Spend any time around writers’ groups and there are certain conversations you can’t avoid having. Topping the list are debates over genre definitions, discussion of the comparative merits of traditional and self-publishing, and mystification about how certain authors have become wildly successful in spite of their poor writing. Up there with them is whether characters or plot are more important. In writing, as in life, it’s always worth being a little sceptical when something is presented as a dichotomy. It begs the question of whether it’s really a choice between one or the other.

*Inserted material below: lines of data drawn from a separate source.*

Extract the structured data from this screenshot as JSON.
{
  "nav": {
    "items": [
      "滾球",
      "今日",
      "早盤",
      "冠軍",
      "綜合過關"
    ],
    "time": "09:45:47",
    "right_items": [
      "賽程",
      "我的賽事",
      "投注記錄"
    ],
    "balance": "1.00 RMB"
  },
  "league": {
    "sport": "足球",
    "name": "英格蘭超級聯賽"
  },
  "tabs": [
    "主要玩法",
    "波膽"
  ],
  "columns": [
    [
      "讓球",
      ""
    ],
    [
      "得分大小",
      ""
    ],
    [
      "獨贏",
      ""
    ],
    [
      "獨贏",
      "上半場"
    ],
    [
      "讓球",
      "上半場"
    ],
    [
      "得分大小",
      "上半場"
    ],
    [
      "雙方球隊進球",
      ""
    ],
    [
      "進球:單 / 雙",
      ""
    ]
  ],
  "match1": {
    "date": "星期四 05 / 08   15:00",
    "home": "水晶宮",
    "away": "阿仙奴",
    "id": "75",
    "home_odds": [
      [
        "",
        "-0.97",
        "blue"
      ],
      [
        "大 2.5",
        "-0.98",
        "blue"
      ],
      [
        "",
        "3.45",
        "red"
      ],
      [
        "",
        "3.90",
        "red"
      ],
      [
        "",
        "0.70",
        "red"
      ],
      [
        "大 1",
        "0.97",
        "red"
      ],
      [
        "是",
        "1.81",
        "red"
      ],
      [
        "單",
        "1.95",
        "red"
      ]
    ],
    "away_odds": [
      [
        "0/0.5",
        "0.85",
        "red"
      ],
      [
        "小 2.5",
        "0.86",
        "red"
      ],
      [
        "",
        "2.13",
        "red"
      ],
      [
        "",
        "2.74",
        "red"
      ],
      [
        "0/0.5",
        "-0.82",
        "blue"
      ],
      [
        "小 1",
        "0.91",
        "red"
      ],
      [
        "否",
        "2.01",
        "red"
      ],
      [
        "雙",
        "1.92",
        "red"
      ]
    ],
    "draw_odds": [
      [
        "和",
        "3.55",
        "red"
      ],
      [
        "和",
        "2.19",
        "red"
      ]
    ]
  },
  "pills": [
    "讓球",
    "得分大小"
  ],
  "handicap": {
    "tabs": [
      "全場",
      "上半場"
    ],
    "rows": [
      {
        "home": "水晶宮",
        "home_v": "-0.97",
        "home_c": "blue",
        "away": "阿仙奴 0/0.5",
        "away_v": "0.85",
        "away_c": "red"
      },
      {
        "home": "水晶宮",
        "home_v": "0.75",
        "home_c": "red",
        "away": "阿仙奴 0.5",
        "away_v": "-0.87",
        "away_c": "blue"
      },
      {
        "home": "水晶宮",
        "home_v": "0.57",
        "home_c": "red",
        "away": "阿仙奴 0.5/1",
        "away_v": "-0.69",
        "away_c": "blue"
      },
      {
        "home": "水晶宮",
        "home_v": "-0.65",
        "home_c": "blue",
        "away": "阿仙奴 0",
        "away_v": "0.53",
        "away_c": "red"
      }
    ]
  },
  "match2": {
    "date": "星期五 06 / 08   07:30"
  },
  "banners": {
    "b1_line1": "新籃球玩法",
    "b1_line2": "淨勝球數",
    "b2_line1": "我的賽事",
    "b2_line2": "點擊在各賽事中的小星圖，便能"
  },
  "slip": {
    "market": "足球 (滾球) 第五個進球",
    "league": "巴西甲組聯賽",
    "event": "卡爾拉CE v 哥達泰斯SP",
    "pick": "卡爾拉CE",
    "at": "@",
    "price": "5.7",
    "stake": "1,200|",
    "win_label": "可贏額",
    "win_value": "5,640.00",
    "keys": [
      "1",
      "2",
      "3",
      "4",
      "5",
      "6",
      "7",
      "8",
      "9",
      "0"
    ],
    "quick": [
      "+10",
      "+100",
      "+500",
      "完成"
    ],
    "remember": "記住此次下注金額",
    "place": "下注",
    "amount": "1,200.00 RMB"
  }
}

I’ve previously described characters and plot as two of the three legs of the tripod a story stands on, and I’m going to argue that the tripod needs both unless it wants to fall on its face.

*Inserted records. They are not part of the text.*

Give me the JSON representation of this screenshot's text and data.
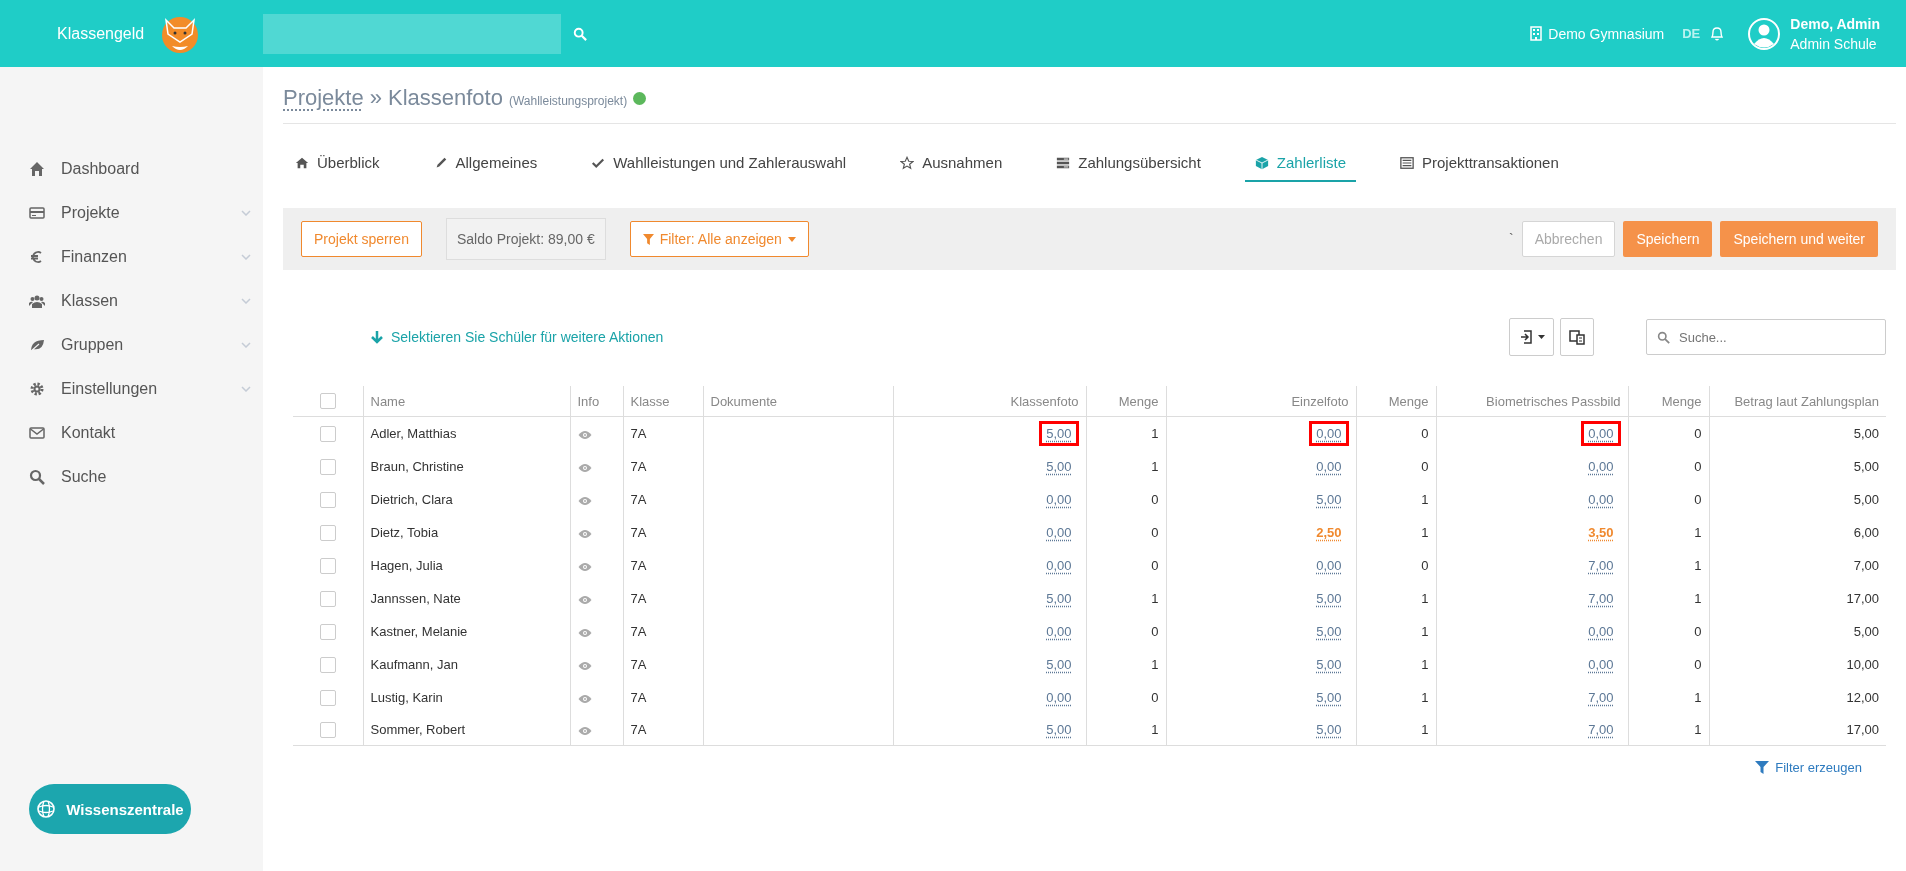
{
  "header": {
    "logo": "Klassengeld",
    "school": "Demo Gymnasium",
    "language": "DE",
    "user": {
      "name": "Demo, Admin",
      "role": "Admin Schule"
    }
  },
  "sidebar": {
    "items": [
      {
        "label": "Dashboard",
        "expandable": false
      },
      {
        "label": "Projekte",
        "expandable": true
      },
      {
        "label": "Finanzen",
        "expandable": true
      },
      {
        "label": "Klassen",
        "expandable": true
      },
      {
        "label": "Gruppen",
        "expandable": true
      },
      {
        "label": "Einstellungen",
        "expandable": true
      },
      {
        "label": "Kontakt",
        "expandable": false
      },
      {
        "label": "Suche",
        "expandable": false
      }
    ],
    "help_button": "Wissenszentrale"
  },
  "breadcrumb": {
    "parent": "Projekte",
    "separator": "»",
    "title": "Klassenfoto",
    "subtitle": "(Wahlleistungsprojekt)"
  },
  "tabs": [
    {
      "label": "Überblick",
      "selected": false
    },
    {
      "label": "Allgemeines",
      "selected": false
    },
    {
      "label": "Wahlleistungen und Zahlerauswahl",
      "selected": false
    },
    {
      "label": "Ausnahmen",
      "selected": false
    },
    {
      "label": "Zahlungsübersicht",
      "selected": false
    },
    {
      "label": "Zahlerliste",
      "selected": true
    },
    {
      "label": "Projekttransaktionen",
      "selected": false
    }
  ],
  "toolbar": {
    "lock_button": "Projekt sperren",
    "balance": "Saldo Projekt: 89,00 €",
    "filter_button": "Filter: Alle anzeigen",
    "stray_mark": "`",
    "cancel_button": {
      "label": "Abbrechen",
      "disabled": true
    },
    "save_button": "Speichern",
    "save_next_button": "Speichern und weiter"
  },
  "table": {
    "hint": "Selektieren Sie Schüler für weitere Aktionen",
    "search": {
      "placeholder": "Suche..."
    },
    "select_all_checked": false,
    "columns": [
      "Name",
      "Info",
      "Klasse",
      "Dokumente",
      "Klassenfoto",
      "Menge",
      "Einzelfoto",
      "Menge",
      "Biometrisches Passbild",
      "Menge",
      "Betrag laut Zahlungsplan"
    ],
    "rows": [
      {
        "checked": false,
        "name": "Adler, Matthias",
        "class": "7A",
        "options": [
          {
            "amount": "5,00",
            "quantity": "1",
            "highlighted": true,
            "changed": false
          },
          {
            "amount": "0,00",
            "quantity": "0",
            "highlighted": true,
            "changed": false
          },
          {
            "amount": "0,00",
            "quantity": "0",
            "highlighted": true,
            "changed": false
          }
        ],
        "total": "5,00"
      },
      {
        "checked": false,
        "name": "Braun, Christine",
        "class": "7A",
        "options": [
          {
            "amount": "5,00",
            "quantity": "1",
            "highlighted": false,
            "changed": false
          },
          {
            "amount": "0,00",
            "quantity": "0",
            "highlighted": false,
            "changed": false
          },
          {
            "amount": "0,00",
            "quantity": "0",
            "highlighted": false,
            "changed": false
          }
        ],
        "total": "5,00"
      },
      {
        "checked": false,
        "name": "Dietrich, Clara",
        "class": "7A",
        "options": [
          {
            "amount": "0,00",
            "quantity": "0",
            "highlighted": false,
            "changed": false
          },
          {
            "amount": "5,00",
            "quantity": "1",
            "highlighted": false,
            "changed": false
          },
          {
            "amount": "0,00",
            "quantity": "0",
            "highlighted": false,
            "changed": false
          }
        ],
        "total": "5,00"
      },
      {
        "checked": false,
        "name": "Dietz, Tobia",
        "class": "7A",
        "options": [
          {
            "amount": "0,00",
            "quantity": "0",
            "highlighted": false,
            "changed": false
          },
          {
            "amount": "2,50",
            "quantity": "1",
            "highlighted": false,
            "changed": true
          },
          {
            "amount": "3,50",
            "quantity": "1",
            "highlighted": false,
            "changed": true
          }
        ],
        "total": "6,00"
      },
      {
        "checked": false,
        "name": "Hagen, Julia",
        "class": "7A",
        "options": [
          {
            "amount": "0,00",
            "quantity": "0",
            "highlighted": false,
            "changed": false
          },
          {
            "amount": "0,00",
            "quantity": "0",
            "highlighted": false,
            "changed": false
          },
          {
            "amount": "7,00",
            "quantity": "1",
            "highlighted": false,
            "changed": false
          }
        ],
        "total": "7,00"
      },
      {
        "checked": false,
        "name": "Jannssen, Nate",
        "class": "7A",
        "options": [
          {
            "amount": "5,00",
            "quantity": "1",
            "highlighted": false,
            "changed": false
          },
          {
            "amount": "5,00",
            "quantity": "1",
            "highlighted": false,
            "changed": false
          },
          {
            "amount": "7,00",
            "quantity": "1",
            "highlighted": false,
            "changed": false
          }
        ],
        "total": "17,00"
      },
      {
        "checked": false,
        "name": "Kastner, Melanie",
        "class": "7A",
        "options": [
          {
            "amount": "0,00",
            "quantity": "0",
            "highlighted": false,
            "changed": false
          },
          {
            "amount": "5,00",
            "quantity": "1",
            "highlighted": false,
            "changed": false
          },
          {
            "amount": "0,00",
            "quantity": "0",
            "highlighted": false,
            "changed": false
          }
        ],
        "total": "5,00"
      },
      {
        "checked": false,
        "name": "Kaufmann, Jan",
        "class": "7A",
        "options": [
          {
            "amount": "5,00",
            "quantity": "1",
            "highlighted": false,
            "changed": false
          },
          {
            "amount": "5,00",
            "quantity": "1",
            "highlighted": false,
            "changed": false
          },
          {
            "amount": "0,00",
            "quantity": "0",
            "highlighted": false,
            "changed": false
          }
        ],
        "total": "10,00"
      },
      {
        "checked": false,
        "name": "Lustig, Karin",
        "class": "7A",
        "options": [
          {
            "amount": "0,00",
            "quantity": "0",
            "highlighted": false,
            "changed": false
          },
          {
            "amount": "5,00",
            "quantity": "1",
            "highlighted": false,
            "changed": false
          },
          {
            "amount": "7,00",
            "quantity": "1",
            "highlighted": false,
            "changed": false
          }
        ],
        "total": "12,00"
      },
      {
        "checked": false,
        "name": "Sommer, Robert",
        "class": "7A",
        "options": [
          {
            "amount": "5,00",
            "quantity": "1",
            "highlighted": false,
            "changed": false
          },
          {
            "amount": "5,00",
            "quantity": "1",
            "highlighted": false,
            "changed": false
          },
          {
            "amount": "7,00",
            "quantity": "1",
            "highlighted": false,
            "changed": false
          }
        ],
        "total": "17,00"
      }
    ],
    "filter_link": "Filter erzeugen"
  }
}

Characters must shine
I’ll start by quoting Lee Child’s foreword to his debut novel, Killing Floor:
First: Character is king. There are probably fewer than six books every century remembered specifically for their plots. People remember characters. Same with television. Who remembers the Lone Ranger? Everybody. Who remembers any actual Lone Ranger storylines? Nobody.
As far as it goes, I couldn’t agree more. When I think of a story or novel that has stuck in my mind, the I remember the characters. When I think of Raymond Chandler’s novels, I remember Philip Marlowe scowling his way around Los Angeles with his bourbon and his solitary games of chess. I remember the narrative given in his voice: ‘He was a big man but not more than six feet five inches tall and not wider than a beer truck’ is one of the most memorable descriptions I’ve ever read. The description is purely physical, but evoke so much about both the man being described and the man doing the describing. Could I summarise the plot of any of the novels? No I couldn’t, even though I’ve read some of them more than once.
I don’t dispute the importance of character for a moment. We need to make our characters memorable and distinctive. We need to know what they’ll do in any situation, and if we want a really memorable character, make sure it’s different to what anyone else would do.
Where I part company with Child’s statement is that the most charismatic and distinctive characters ever created would be as dull as dishwater without a plot.
Characters need something to do
We know Marlowe is a man who can’t walk away from an injustice because he was faced with injustices that a man with less courage and integrity – an ordinary man – would walk away from. By contrast, memorable anti-heroes like Patricia Highsmith’s Tom Ripley or George MacDonald Fraser’s Flashman are memorable because they choose the path of least integrity. We may not admire them, but we remember them. They aren’t ordinary either.
Nobody would remember Philip Marlowe if all he did was drink bourbon and play chess with himself, any more than we would remember Flashman if he ever got his wish of a quiet posting where he could drink and whore to his heart’s content. We remember the characters because the plot gives them things to do that reveal the characters in all their charisma and complexity. Just because we don’t remember the plot doesn’t mean it isn’t important.
With apologies to Lee Child
This is the second time I’ve disagreed with Lee Child in this blog, which is rather pretentious given that his literary stature is to mine as an elephant is to an ant. The reason I’ve referenced him a few times is that he’s one of the few contemporary writers who talks about the nuts and bolts of writing, which provides a convenient starting point.
I’ll try to find someone else next time I need a straw man. Meanwhile, I recommend that you read Killing Floor and assess his statements for yourself.